◆ EXERCISE
Your answer should be the lines of the material that include the word "selector".

◆ MATERIAL PROVIDED
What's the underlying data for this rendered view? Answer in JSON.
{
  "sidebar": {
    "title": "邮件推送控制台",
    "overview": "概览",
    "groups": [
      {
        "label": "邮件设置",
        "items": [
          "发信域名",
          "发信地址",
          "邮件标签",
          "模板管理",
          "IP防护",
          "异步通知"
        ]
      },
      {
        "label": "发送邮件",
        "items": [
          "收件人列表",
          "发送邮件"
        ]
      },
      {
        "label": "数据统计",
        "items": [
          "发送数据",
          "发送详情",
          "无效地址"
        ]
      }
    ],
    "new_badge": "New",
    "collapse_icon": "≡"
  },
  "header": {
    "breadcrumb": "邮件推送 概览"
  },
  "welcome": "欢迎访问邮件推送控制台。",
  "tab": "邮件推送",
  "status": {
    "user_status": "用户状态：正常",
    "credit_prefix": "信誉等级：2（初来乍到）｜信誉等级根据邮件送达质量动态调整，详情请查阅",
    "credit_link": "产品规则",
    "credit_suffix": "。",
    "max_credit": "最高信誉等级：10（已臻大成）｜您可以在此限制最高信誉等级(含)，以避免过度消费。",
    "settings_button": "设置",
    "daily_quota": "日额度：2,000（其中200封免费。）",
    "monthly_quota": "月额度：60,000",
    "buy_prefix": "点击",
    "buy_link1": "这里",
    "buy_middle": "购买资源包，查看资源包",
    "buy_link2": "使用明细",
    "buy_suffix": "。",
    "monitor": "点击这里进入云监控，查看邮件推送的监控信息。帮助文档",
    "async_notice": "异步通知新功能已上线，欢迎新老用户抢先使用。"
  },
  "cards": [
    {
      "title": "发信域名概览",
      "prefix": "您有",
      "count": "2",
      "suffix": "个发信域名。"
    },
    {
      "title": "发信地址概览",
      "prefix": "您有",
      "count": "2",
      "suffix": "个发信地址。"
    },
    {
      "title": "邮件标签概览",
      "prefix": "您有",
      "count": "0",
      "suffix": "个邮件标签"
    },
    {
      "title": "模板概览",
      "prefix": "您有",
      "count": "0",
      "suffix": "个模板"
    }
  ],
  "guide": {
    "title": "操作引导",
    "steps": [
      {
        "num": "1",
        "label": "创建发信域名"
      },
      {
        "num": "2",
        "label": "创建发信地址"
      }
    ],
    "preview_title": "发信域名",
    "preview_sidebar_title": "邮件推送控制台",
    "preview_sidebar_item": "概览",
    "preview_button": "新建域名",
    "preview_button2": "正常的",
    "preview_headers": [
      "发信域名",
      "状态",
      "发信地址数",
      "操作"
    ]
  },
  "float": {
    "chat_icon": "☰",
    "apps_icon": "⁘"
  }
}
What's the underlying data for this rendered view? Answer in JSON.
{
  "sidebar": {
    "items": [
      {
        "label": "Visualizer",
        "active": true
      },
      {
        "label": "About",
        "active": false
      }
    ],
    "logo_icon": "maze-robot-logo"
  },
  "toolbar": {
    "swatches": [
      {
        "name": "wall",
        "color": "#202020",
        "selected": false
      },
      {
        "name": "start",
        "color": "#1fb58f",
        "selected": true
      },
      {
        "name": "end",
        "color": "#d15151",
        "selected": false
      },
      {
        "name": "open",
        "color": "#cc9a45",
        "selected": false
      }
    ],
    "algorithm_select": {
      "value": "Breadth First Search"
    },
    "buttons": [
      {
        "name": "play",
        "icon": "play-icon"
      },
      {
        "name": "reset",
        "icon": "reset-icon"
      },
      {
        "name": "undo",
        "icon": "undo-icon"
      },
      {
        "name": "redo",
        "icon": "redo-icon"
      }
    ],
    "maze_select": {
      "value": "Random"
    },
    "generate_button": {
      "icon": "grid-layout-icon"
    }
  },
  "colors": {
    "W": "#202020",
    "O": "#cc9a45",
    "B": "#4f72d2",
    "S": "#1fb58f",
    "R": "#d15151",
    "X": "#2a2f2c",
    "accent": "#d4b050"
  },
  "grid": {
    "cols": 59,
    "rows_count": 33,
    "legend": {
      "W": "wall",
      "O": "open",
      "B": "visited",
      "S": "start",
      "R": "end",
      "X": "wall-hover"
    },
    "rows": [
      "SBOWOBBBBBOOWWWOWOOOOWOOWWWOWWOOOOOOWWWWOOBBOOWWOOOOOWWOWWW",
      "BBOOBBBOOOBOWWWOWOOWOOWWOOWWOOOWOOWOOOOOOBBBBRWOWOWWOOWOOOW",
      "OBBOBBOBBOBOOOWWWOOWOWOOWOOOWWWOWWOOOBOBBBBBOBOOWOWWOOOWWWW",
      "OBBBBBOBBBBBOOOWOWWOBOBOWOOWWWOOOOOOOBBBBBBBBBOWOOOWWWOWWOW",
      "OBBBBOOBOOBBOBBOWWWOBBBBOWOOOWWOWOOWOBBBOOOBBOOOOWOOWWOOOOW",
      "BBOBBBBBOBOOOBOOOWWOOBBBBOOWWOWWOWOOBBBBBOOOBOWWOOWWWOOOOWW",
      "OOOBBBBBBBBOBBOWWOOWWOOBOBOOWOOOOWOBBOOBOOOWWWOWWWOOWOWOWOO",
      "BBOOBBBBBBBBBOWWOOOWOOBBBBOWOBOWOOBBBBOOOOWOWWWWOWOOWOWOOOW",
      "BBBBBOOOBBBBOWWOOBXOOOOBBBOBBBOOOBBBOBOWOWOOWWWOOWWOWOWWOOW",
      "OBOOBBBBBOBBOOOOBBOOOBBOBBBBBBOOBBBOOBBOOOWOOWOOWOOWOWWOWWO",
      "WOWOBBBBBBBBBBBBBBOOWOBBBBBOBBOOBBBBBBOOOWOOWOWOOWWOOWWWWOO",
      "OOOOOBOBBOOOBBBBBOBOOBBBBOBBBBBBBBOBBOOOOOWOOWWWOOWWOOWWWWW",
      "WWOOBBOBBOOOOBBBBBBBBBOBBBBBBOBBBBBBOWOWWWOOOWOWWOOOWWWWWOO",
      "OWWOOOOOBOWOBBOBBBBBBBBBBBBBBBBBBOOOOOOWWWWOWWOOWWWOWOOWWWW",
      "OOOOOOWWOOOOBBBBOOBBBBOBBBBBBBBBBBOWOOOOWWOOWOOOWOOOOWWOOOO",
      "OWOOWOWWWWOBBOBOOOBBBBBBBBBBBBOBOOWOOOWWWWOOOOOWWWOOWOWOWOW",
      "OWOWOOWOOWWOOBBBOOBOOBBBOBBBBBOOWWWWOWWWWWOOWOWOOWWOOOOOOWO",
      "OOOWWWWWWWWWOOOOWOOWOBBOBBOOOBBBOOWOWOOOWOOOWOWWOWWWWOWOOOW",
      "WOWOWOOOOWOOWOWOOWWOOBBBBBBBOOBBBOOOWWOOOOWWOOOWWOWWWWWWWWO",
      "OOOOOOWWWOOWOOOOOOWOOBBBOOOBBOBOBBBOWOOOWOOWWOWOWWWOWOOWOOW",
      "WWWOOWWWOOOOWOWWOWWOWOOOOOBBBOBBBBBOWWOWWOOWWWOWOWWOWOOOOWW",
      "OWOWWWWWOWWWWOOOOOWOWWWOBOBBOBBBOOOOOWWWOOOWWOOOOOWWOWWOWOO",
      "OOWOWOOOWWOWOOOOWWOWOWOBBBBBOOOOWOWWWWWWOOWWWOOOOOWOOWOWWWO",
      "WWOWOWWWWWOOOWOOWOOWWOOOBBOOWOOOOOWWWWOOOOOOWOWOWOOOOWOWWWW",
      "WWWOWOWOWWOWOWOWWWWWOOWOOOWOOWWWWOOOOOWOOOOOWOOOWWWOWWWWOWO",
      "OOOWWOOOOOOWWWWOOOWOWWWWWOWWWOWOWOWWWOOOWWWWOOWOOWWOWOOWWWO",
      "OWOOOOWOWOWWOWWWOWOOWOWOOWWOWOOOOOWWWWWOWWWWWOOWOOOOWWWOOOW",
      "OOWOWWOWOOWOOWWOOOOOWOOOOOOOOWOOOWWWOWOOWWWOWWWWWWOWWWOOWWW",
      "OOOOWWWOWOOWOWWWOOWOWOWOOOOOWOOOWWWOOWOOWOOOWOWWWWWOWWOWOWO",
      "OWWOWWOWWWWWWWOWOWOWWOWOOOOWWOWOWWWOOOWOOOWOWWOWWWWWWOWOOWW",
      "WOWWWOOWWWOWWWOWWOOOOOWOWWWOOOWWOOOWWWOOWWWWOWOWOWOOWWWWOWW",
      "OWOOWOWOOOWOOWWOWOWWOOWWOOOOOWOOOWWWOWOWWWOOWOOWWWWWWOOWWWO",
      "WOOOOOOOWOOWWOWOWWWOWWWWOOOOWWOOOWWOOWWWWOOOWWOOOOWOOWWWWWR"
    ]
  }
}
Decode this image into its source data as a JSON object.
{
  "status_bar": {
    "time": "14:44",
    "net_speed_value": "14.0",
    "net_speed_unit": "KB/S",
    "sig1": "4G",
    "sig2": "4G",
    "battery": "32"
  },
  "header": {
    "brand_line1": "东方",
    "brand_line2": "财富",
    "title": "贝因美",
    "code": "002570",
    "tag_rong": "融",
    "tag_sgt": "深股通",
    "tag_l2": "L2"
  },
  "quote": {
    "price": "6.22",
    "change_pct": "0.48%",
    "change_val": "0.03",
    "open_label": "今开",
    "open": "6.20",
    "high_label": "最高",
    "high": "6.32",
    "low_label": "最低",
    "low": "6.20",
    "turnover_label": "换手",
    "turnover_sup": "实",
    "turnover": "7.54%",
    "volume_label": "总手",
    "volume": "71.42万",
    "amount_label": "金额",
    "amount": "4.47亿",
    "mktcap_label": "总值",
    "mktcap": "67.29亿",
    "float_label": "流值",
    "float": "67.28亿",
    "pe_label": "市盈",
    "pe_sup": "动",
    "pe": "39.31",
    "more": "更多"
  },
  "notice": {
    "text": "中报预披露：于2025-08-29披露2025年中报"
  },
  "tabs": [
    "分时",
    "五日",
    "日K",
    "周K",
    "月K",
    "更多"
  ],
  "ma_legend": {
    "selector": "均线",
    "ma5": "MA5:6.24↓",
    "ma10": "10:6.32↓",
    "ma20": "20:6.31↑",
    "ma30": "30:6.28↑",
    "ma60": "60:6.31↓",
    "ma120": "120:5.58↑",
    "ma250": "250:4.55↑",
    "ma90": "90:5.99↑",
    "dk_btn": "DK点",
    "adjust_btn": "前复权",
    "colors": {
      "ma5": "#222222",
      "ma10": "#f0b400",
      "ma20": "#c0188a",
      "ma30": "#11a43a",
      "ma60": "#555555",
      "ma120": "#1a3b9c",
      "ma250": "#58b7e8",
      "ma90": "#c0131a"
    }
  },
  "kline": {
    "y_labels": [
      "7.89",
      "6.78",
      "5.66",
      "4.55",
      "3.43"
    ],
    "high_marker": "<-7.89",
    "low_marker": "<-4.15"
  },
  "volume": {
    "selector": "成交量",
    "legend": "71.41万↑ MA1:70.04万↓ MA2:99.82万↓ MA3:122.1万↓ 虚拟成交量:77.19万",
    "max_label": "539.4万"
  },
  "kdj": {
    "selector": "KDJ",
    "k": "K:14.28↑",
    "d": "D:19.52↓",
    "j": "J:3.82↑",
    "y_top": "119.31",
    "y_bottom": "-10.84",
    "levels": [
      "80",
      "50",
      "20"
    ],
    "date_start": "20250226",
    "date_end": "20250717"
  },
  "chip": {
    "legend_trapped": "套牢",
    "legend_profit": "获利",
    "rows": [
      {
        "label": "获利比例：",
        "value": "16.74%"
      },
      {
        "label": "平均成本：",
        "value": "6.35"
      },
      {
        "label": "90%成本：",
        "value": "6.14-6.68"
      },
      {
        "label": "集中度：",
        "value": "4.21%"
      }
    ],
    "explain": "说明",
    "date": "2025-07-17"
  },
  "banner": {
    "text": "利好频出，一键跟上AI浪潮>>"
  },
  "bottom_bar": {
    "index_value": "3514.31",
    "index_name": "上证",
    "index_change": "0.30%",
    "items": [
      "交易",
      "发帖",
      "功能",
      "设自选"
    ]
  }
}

◆ ANSWER BELOW
    "selector": "均线",
    "selector": "成交量",
    "selector": "KDJ",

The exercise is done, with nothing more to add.